[DATA RECORDS Boundary: Start]
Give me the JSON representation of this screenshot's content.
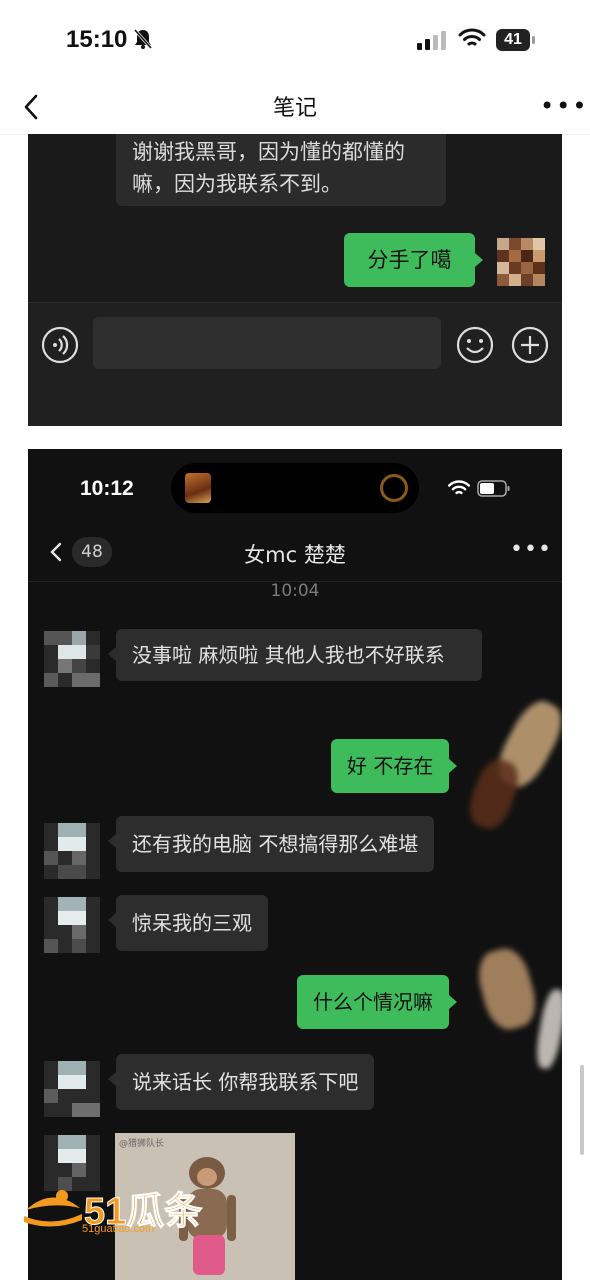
{
  "status_bar": {
    "time": "15:10",
    "battery": "41"
  },
  "nav": {
    "title": "笔记",
    "more": "•••"
  },
  "screenshot1": {
    "received_text": "谢谢我黑哥，因为懂的都懂的嘛，因为我联系不到。",
    "sent_text": "分手了噶"
  },
  "screenshot2": {
    "status_time": "10:12",
    "unread_badge": "48",
    "chat_title": "女mc 楚楚",
    "more": "•••",
    "timestamp": "10:04",
    "messages": [
      {
        "side": "left",
        "text": "没事啦 麻烦啦 其他人我也不好联系"
      },
      {
        "side": "right",
        "text": "好 不存在"
      },
      {
        "side": "left",
        "text": "还有我的电脑 不想搞得那么难堪"
      },
      {
        "side": "left",
        "text": "惊呆我的三观"
      },
      {
        "side": "right",
        "text": "什么个情况嘛"
      },
      {
        "side": "left",
        "text": "说来话长 你帮我联系下吧"
      }
    ],
    "image_caption": "@猎狮队长"
  },
  "watermark": {
    "text": "51瓜条",
    "url": "51guatiao.com"
  },
  "colors": {
    "wechat_green": "#3ebc5c",
    "dark_bg": "#111111",
    "bubble_gray": "#2d2d2d",
    "watermark_orange": "#f39a1e"
  }
}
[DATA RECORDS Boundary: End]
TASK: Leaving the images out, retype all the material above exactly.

SOLUTION TO THE PROBLEM:
Give me the JSON representation of this screenshot's content.
{
  "status_bar": {
    "time": "15:10",
    "battery": "41"
  },
  "nav": {
    "title": "笔记",
    "more": "•••"
  },
  "screenshot1": {
    "received_text": "谢谢我黑哥，因为懂的都懂的嘛，因为我联系不到。",
    "sent_text": "分手了噶"
  },
  "screenshot2": {
    "status_time": "10:12",
    "unread_badge": "48",
    "chat_title": "女mc 楚楚",
    "more": "•••",
    "timestamp": "10:04",
    "messages": [
      {
        "side": "left",
        "text": "没事啦 麻烦啦 其他人我也不好联系"
      },
      {
        "side": "right",
        "text": "好 不存在"
      },
      {
        "side": "left",
        "text": "还有我的电脑 不想搞得那么难堪"
      },
      {
        "side": "left",
        "text": "惊呆我的三观"
      },
      {
        "side": "right",
        "text": "什么个情况嘛"
      },
      {
        "side": "left",
        "text": "说来话长 你帮我联系下吧"
      }
    ],
    "image_caption": "@猎狮队长"
  },
  "watermark": {
    "text": "51瓜条",
    "url": "51guatiao.com"
  },
  "colors": {
    "wechat_green": "#3ebc5c",
    "dark_bg": "#111111",
    "bubble_gray": "#2d2d2d",
    "watermark_orange": "#f39a1e"
  }
}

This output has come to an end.